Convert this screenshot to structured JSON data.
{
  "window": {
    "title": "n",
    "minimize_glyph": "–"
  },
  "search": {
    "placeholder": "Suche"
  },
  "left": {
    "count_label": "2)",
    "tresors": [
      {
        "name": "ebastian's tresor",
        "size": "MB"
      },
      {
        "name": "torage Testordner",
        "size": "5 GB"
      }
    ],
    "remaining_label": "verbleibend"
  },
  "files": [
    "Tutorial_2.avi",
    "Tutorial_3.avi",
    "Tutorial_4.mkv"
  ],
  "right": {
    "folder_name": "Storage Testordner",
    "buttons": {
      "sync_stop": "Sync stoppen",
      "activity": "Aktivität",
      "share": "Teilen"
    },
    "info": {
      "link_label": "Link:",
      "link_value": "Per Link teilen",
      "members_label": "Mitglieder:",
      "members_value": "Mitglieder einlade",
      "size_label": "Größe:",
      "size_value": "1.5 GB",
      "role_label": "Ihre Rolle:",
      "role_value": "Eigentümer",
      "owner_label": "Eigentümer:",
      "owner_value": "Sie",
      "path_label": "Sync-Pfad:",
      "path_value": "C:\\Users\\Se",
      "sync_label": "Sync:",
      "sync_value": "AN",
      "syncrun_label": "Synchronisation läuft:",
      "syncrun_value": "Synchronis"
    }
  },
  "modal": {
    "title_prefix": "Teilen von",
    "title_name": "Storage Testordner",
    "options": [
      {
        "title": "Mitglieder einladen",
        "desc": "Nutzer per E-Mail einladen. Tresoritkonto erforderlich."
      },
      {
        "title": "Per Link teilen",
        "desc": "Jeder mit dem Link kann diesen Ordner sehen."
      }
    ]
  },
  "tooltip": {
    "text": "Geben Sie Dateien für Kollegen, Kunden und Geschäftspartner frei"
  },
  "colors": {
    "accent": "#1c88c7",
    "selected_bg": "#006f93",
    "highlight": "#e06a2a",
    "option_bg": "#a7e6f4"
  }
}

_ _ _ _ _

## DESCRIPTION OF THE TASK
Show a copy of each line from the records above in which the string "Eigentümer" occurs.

## WRITTEN ANSWER
      "role_value": "Eigentümer",
      "owner_label": "Eigentümer:",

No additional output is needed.